RESIDENTIAL PROPERTY APPRAISALS
Our Residential Appraisal Methods
Our Residential Property Appraisers Follow Two Common Appraisal Methods:
SALES COMPARISON APPROACH
We’ll estimate a subject property’s market value by comparing it to similar properties that have sold within the same area. The properties used are called comparables, or comps. Since no two properties are exactly alike, our residential property appraisers will analyze the comparables to the subject property and then make the necessary adjustments to determine a range of value.
The cost approach is most useful for new construction, where the costs to build are estimated. Our certified appraiser will estimate how much it would cost to replace the structure if it were destroyed or damaged beyond repair.
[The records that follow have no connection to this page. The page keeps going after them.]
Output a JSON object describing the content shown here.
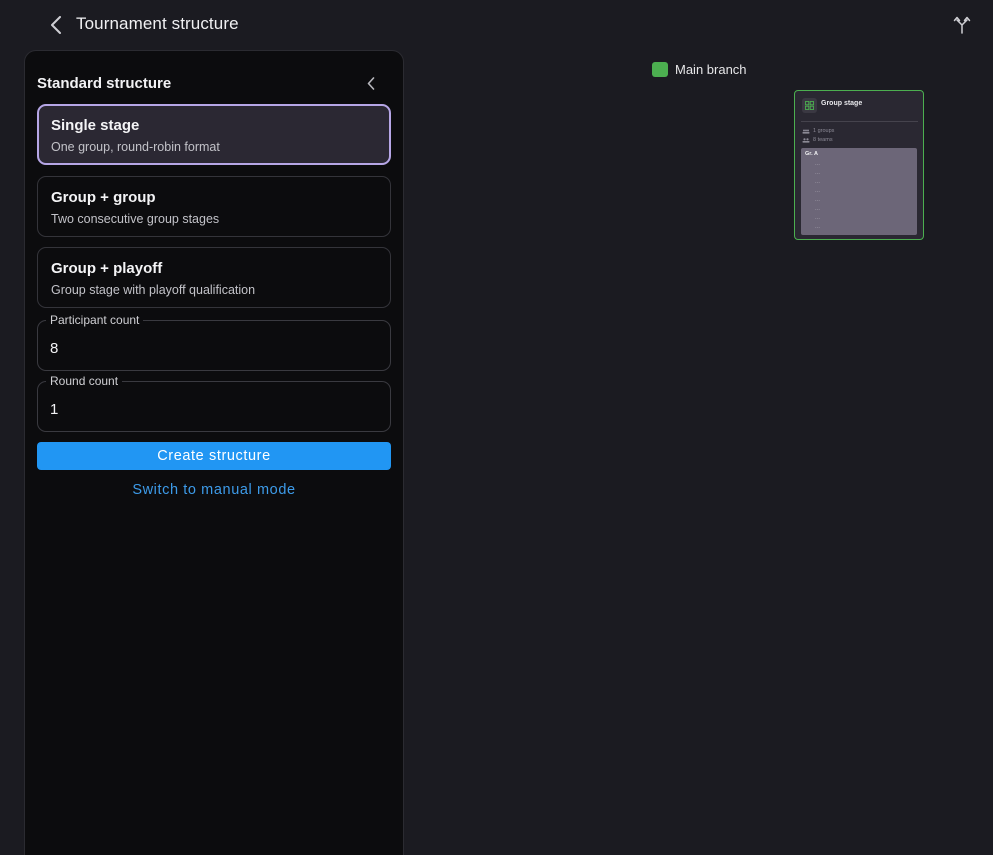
{
  "header": {
    "title": "Tournament structure",
    "back_icon": "chevron-left-icon",
    "branch_icon": "git-fork-icon"
  },
  "panel": {
    "title": "Standard structure",
    "collapse_icon": "chevron-left-icon",
    "options": [
      {
        "title": "Single stage",
        "description": "One group, round-robin format",
        "selected": true
      },
      {
        "title": "Group + group",
        "description": "Two consecutive group stages",
        "selected": false
      },
      {
        "title": "Group + playoff",
        "description": "Group stage with playoff qualification",
        "selected": false
      }
    ],
    "fields": {
      "participant_label": "Participant count",
      "participant_value": "8",
      "round_label": "Round count",
      "round_value": "1"
    },
    "create_label": "Create structure",
    "manual_label": "Switch to manual mode"
  },
  "canvas": {
    "legend_label": "Main branch",
    "legend_color": "#4caf50",
    "stage": {
      "title": "Group stage",
      "groups_text": "1 groups",
      "teams_text": "8 teams",
      "group_label": "Gr. A",
      "slots": [
        "---",
        "---",
        "---",
        "---",
        "---",
        "---",
        "---",
        "---"
      ]
    }
  },
  "colors": {
    "accent": "#2196f3",
    "link": "#3d9be9",
    "selected_border": "#b6a6e6",
    "branch_green": "#4caf50"
  }
}
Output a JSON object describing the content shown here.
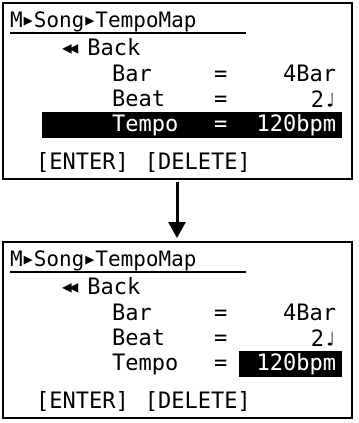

The appraiser estimates the land value and adds it to the replacement cost, less depreciation. Depreciation is the loss in value considering physical, functional and external factors.
At Nicklas King McConahy, our residential property appraisers bring their expertise to:
- Single-Family Dwellings
- Small-Income Properties
- Vacant Land
- Farms and Farmland
- Recreational Land
- Land Development
Reports from Our Residential Property Appraisers Comply with all Federal and State Requirements, and include:
- A description of the property and its locale;
- An analysis of the “highest and best use” of the property;
- A cost analysis, if appropriate;
- Information regarding current real estate activity and/or market area trends; and
- An analysis of income potential.
What You’ll See on Our Residential Appraisal Report
Nicklas King McConahy provides a very detailed appraisal report that includes:
- Details about the subject property, along with side-by-side comparisons with three similar properties;
- An evaluation of the overall real estate market in the area;
- Statements about issues the appraiser feels are harmful to the property’s value, such as poor access and other factors;
- Notations about seriously flawed characteristics, such as a crumbling foundation;
- An estimate of the average marketing time for the property; and
- A description of the subject neighborhood (a development, stand-alone acreage, etc.).